[Dataset items]
....

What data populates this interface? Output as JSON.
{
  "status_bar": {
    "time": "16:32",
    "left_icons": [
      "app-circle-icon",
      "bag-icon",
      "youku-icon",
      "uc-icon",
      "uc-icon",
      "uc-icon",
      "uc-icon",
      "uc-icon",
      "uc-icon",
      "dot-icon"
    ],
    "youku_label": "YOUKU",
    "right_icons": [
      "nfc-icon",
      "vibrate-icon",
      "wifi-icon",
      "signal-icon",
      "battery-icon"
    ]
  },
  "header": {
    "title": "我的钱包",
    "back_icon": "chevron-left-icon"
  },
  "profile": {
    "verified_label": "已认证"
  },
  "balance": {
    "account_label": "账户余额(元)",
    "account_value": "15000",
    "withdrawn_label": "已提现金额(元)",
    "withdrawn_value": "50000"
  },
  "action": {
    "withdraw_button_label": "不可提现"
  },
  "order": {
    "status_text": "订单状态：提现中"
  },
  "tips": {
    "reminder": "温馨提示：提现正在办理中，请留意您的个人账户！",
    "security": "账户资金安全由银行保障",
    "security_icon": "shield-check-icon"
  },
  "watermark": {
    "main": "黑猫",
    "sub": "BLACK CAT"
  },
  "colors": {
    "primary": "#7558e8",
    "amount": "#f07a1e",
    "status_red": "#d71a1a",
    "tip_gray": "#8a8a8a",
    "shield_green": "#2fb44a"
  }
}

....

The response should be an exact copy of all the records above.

What data populates this interface? Output as JSON.
{
  "status_bar": {
    "time": "16:32",
    "left_icons": [
      "app-circle-icon",
      "bag-icon",
      "youku-icon",
      "uc-icon",
      "uc-icon",
      "uc-icon",
      "uc-icon",
      "uc-icon",
      "uc-icon",
      "dot-icon"
    ],
    "youku_label": "YOUKU",
    "right_icons": [
      "nfc-icon",
      "vibrate-icon",
      "wifi-icon",
      "signal-icon",
      "battery-icon"
    ]
  },
  "header": {
    "title": "我的钱包",
    "back_icon": "chevron-left-icon"
  },
  "profile": {
    "verified_label": "已认证"
  },
  "balance": {
    "account_label": "账户余额(元)",
    "account_value": "15000",
    "withdrawn_label": "已提现金额(元)",
    "withdrawn_value": "50000"
  },
  "action": {
    "withdraw_button_label": "不可提现"
  },
  "order": {
    "status_text": "订单状态：提现中"
  },
  "tips": {
    "reminder": "温馨提示：提现正在办理中，请留意您的个人账户！",
    "security": "账户资金安全由银行保障",
    "security_icon": "shield-check-icon"
  },
  "watermark": {
    "main": "黑猫",
    "sub": "BLACK CAT"
  },
  "colors": {
    "primary": "#7558e8",
    "amount": "#f07a1e",
    "status_red": "#d71a1a",
    "tip_gray": "#8a8a8a",
    "shield_green": "#2fb44a"
  }
}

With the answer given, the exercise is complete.